▸ Activity
Within the material, how many of the lines include the word "google"? State only that number.

▸ Records
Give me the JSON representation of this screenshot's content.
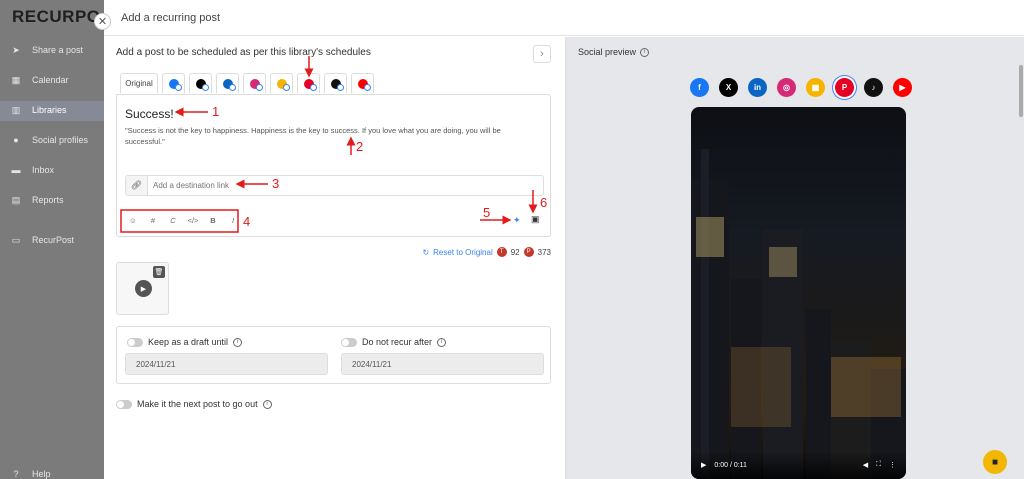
{
  "sidebar": {
    "logo": "RECURPO",
    "items": [
      {
        "label": "Share a post",
        "icon": "send-icon"
      },
      {
        "label": "Calendar",
        "icon": "calendar-icon"
      },
      {
        "label": "Libraries",
        "icon": "library-icon"
      },
      {
        "label": "Social profiles",
        "icon": "profile-icon"
      },
      {
        "label": "Inbox",
        "icon": "inbox-icon"
      },
      {
        "label": "Reports",
        "icon": "reports-icon"
      },
      {
        "label": "RecurPost",
        "icon": "monitor-icon"
      },
      {
        "label": "Help",
        "icon": "help-icon"
      }
    ]
  },
  "header": {
    "title": "Add a recurring post"
  },
  "main": {
    "subtitle": "Add a post to be scheduled as per this library's schedules",
    "tabs": {
      "original": "Original",
      "icons": [
        "facebook",
        "x",
        "linkedin",
        "instagram",
        "google-business",
        "pinterest",
        "tiktok",
        "youtube"
      ]
    },
    "post": {
      "title": "Success!",
      "body": "\"Success is not the key to happiness. Happiness is the key to success. If you love what you are doing, you will be successful.\""
    },
    "link": {
      "placeholder": "Add a destination link"
    },
    "toolbar": [
      "☺",
      "#",
      "C",
      "</>",
      "B",
      "I"
    ],
    "reset_label": "Reset to Original",
    "counts": [
      {
        "badge": "T",
        "value": "92"
      },
      {
        "badge": "P",
        "value": "373"
      }
    ],
    "media_caption": "",
    "draft_label": "Keep as a draft until",
    "draft_date": "2024/11/21",
    "recur_label": "Do not recur after",
    "recur_date": "2024/11/21",
    "next_post_label": "Make it the next post to go out"
  },
  "preview": {
    "title": "Social preview",
    "networks": [
      {
        "name": "facebook",
        "letter": "f",
        "color": "#1877f2"
      },
      {
        "name": "x",
        "letter": "X",
        "color": "#000000"
      },
      {
        "name": "linkedin",
        "letter": "in",
        "color": "#0a66c2"
      },
      {
        "name": "instagram",
        "letter": "◎",
        "color": "#d62976"
      },
      {
        "name": "google-business",
        "letter": "▦",
        "color": "#f4b400"
      },
      {
        "name": "pinterest",
        "letter": "P",
        "color": "#e60023"
      },
      {
        "name": "tiktok",
        "letter": "♪",
        "color": "#111111"
      },
      {
        "name": "youtube",
        "letter": "▶",
        "color": "#ff0000"
      }
    ],
    "video_time": "0:00 / 0:11"
  },
  "annotations": [
    "1",
    "2",
    "3",
    "4",
    "5",
    "6"
  ],
  "colors": {
    "accent": "#3b82f6",
    "annotation": "#e21b1b",
    "chat": "#f2b705"
  }
}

▸ Answer for this exercise
2